In my judgment (and at this point we can live authentically only by our own judgment—Luke 12:57), these men’s writings do not read like the works of gullible, easily deceived or deceiving men. Their insights into human nature are profound. Their personal commitment is sober and carefully stated. Their teachings are coherent and do not look like the invention of unstable men. The moral and spiritual standard is high. And the lives of these men are totally devoted to the truth and to the honor of God.
8. There is a self-authenticating glory in the gospel of Christ’s death and resurrection as narrated by the biblical witnesses.The New Testament teaches that God sent the Holy Spirit to glorify Jesus as the Son of God. Jesus said, “When the Spirit of truth comes, he will guide you into all the truth…. He will glorify me” (John 16:13). The Holy Spirit does not do this by telling us that Jesus rose from the dead. He does it by opening our eyes to see the self-authenticating glory of Christ in the narrative of his life and death and resurrection. He enables us to see Jesus as he really was, so that he is irresistibly true and beautiful. The apostle stated the problem of our blindness and the solution like this: “The god of this world has blinded the minds of the unbelievers, to keep them from seeing the light of the gospel of the glory of Christ, who is the image of God…. For God, who said, ‘Let light shine out of darkness,’ has shone in our hearts to give the light of the knowledge of the glory of God in the face of Jesus Christ” (2 Corinthians 4:4, 6).
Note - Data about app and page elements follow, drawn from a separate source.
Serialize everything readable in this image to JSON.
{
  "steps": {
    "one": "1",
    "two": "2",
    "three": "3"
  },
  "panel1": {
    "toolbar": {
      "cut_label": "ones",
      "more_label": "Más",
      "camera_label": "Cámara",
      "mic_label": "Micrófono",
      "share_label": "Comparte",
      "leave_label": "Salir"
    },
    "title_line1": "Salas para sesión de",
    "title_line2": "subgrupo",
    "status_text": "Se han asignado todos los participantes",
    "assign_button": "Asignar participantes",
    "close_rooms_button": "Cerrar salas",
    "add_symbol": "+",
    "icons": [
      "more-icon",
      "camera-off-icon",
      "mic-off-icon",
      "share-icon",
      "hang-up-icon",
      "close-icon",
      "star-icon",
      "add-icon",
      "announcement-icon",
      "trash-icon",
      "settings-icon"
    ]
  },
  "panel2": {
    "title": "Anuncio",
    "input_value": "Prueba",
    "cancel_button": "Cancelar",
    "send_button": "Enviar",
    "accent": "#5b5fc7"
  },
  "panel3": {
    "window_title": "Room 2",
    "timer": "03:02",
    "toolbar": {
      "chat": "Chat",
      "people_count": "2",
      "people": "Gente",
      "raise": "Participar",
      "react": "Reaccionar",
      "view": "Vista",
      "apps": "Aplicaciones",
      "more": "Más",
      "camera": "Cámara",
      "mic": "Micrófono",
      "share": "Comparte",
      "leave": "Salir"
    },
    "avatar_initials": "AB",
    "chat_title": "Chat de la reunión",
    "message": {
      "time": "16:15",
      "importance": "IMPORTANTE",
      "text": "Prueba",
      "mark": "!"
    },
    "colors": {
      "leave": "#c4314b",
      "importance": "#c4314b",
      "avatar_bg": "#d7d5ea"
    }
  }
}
A saving knowledge of Christ crucified and risen is not the mere result of right reasoning about historical facts. It is the result of spiritual illumination to see those facts for what they really are: a revelation of the truth and glory of God in the face of Christ — who is the same yesterday today and forever.